Giulia Gigliobianco – PhD in Tissue Engineering and Regenerative Medicine at University of Sheffield
Regenerative medicine, where soft tissues, organs or bone are extended or regrown is an increasingly exciting field. Examples of work being done include bone grafting or growing a patient’s own cells in the laboratory and then re-implanting them onto a wound bed to help it heal. Or how about regeneration of the trachea, the cornea, nervous tissue, the human finger, the liver, and even the male urethra?
While some regenerative treatments are already happening, others, such as lab-engineered liver cells, have the potential to change lives if they can be developed further.
And given that we will live longer than previous generations (and so will future generations after us) and that we deteriorate with age, regenerative medicine aimed at renewing ageing bodies could also be used to increase our quality of later life.
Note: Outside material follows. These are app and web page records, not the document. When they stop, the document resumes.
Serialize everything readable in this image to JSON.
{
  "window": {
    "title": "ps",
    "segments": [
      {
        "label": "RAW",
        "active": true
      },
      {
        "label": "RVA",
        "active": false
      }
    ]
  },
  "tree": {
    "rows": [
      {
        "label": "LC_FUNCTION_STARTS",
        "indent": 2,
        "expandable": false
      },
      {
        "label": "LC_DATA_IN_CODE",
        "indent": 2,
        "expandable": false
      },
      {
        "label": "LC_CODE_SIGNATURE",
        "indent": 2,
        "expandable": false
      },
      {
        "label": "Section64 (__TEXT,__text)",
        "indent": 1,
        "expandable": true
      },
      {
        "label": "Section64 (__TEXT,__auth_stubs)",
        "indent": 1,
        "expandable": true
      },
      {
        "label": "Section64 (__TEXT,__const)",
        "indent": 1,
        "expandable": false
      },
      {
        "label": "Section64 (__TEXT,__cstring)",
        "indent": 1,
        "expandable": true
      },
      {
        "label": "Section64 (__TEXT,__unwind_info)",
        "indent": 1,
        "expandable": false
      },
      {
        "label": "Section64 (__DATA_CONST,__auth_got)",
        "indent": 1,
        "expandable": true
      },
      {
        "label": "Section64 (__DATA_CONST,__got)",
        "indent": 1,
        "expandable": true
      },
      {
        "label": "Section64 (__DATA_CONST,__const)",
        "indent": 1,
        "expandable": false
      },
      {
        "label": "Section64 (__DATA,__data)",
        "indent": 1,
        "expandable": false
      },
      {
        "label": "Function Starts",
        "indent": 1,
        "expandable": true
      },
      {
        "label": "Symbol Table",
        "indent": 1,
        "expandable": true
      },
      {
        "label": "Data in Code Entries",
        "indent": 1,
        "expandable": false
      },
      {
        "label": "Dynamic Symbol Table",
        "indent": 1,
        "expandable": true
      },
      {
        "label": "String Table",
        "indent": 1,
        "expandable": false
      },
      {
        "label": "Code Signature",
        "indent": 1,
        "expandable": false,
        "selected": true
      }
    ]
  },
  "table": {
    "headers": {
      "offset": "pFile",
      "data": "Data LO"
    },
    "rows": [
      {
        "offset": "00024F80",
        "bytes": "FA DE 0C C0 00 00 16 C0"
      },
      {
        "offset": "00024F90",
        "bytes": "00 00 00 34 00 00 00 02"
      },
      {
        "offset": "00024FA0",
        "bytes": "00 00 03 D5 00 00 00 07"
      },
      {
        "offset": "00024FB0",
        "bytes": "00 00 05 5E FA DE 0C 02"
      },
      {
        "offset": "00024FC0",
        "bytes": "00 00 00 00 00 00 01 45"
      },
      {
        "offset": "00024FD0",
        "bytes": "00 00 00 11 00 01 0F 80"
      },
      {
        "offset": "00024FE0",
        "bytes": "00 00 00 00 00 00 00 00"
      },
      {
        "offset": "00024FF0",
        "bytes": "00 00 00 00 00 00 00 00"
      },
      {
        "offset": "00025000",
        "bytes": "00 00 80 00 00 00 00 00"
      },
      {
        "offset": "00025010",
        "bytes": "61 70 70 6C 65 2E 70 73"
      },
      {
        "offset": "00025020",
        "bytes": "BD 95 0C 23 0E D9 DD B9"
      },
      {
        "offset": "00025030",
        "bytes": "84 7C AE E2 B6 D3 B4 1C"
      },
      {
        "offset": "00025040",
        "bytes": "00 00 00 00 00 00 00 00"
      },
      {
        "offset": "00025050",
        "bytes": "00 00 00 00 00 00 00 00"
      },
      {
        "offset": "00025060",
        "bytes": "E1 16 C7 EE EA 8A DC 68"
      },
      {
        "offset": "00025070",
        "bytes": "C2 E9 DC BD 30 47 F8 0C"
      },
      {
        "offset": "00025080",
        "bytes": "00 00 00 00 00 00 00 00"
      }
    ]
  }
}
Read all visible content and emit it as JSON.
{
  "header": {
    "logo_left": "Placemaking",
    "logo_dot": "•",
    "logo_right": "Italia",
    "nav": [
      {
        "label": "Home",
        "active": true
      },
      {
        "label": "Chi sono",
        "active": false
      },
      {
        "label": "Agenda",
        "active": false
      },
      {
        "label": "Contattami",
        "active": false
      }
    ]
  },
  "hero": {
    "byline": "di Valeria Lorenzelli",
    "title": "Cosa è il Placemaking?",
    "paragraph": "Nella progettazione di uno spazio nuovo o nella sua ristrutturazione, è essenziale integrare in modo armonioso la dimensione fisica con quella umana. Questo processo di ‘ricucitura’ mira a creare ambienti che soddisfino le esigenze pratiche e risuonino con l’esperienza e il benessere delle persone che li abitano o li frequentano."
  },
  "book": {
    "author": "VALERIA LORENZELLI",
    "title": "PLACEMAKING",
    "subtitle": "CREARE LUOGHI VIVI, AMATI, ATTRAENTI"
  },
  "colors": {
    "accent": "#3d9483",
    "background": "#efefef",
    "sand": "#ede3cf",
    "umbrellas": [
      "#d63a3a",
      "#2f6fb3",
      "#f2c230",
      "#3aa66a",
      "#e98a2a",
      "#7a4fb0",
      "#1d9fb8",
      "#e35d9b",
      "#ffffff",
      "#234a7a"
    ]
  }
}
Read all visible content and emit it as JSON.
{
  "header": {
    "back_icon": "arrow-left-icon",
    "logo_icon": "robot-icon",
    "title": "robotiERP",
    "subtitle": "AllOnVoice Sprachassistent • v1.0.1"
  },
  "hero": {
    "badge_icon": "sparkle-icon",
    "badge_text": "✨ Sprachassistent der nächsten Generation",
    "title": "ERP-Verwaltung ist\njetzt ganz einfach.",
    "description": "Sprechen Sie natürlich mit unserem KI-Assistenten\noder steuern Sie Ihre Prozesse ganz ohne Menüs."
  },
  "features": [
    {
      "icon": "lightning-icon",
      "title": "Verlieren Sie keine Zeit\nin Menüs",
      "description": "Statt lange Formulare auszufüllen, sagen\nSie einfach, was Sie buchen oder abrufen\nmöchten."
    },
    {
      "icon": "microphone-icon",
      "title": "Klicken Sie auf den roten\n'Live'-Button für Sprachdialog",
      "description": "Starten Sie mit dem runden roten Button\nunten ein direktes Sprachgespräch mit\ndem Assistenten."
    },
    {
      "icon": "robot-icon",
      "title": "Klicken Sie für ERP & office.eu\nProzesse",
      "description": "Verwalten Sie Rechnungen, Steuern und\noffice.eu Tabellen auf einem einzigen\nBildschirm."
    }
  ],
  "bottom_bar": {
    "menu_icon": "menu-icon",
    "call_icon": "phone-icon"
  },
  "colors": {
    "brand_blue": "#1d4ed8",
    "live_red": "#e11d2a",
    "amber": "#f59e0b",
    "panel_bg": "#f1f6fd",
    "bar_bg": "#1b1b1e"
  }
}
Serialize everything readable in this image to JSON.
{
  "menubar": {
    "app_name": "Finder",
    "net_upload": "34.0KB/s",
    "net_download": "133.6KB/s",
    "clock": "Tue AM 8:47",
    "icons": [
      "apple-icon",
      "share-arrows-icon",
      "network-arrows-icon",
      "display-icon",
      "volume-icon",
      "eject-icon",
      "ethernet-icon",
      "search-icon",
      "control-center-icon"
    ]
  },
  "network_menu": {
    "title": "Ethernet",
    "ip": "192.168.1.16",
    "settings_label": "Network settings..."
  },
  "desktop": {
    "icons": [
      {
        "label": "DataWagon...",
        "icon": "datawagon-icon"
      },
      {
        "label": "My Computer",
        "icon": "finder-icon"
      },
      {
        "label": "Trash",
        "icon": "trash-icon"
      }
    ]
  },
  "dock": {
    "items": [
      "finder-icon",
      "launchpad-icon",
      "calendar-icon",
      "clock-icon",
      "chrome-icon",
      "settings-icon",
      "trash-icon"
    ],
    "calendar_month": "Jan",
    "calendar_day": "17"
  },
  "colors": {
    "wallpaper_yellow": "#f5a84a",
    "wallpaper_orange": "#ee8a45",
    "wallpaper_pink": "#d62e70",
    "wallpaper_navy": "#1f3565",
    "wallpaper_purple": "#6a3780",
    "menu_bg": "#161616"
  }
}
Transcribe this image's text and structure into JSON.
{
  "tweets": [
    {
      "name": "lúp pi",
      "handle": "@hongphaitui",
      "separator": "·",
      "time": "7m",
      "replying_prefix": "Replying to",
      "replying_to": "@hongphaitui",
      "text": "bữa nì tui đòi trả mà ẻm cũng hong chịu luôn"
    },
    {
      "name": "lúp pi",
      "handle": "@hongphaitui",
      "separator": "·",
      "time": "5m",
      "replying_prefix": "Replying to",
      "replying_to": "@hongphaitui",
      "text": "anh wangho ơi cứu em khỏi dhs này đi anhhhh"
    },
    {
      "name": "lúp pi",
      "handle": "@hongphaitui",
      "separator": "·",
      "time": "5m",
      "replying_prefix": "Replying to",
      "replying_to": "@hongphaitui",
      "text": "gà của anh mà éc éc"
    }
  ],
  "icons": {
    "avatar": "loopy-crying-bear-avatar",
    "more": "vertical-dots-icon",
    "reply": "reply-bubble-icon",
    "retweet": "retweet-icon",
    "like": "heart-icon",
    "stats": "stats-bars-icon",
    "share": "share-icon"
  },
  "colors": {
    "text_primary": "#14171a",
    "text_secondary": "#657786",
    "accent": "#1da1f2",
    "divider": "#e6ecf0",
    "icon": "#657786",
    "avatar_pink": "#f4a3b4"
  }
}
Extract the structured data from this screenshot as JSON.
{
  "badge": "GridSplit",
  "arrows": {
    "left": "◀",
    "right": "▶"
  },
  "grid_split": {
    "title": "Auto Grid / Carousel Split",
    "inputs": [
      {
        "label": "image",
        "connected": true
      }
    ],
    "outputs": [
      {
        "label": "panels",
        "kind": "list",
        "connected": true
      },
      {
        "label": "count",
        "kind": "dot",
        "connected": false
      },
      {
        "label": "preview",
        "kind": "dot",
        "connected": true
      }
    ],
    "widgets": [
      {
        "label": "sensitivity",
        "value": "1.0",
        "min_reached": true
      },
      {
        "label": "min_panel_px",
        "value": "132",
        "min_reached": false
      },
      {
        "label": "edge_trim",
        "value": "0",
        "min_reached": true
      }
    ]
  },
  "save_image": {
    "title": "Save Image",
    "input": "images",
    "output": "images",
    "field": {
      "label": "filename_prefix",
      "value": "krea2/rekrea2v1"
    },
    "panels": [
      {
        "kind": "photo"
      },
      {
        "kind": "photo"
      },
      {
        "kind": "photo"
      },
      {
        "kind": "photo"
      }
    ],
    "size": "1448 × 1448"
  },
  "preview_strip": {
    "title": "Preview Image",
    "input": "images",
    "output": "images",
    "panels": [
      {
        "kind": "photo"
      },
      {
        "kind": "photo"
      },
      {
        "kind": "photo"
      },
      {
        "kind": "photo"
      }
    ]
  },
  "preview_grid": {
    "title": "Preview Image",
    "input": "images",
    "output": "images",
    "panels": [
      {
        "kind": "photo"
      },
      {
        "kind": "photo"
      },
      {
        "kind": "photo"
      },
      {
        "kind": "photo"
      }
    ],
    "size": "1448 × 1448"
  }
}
It all adds up
Regenerating soft tissue requires the use of materials such as biodegradable polymers that can be made into structures similar to the human tissue. This material acts as scaffolding for the cells to grow into and produce the matrix to heal the injured site. It is like rebuilding a house. The scaffolds (the materials) are put in place so the builders (our cells) can lay the bricks down and rebuild the house (our damaged tissues).
So the choice of the material, the manufacturing technique and how it is implanted are all very important to how successful regeneration of a particular tissue will be. However, the smarter the biomaterial is, the more expensive it will be. The high cost of these technologies comes from the expense of researching and developing the material and/or manufacturing and marketing costs – and companies who invest large amounts of money expect a reasonable return. The more the sophisticated the material, the more research goes into it and the more expensive it will be. Then the final step in this process is approval by regulatory bodies for their medical suitability.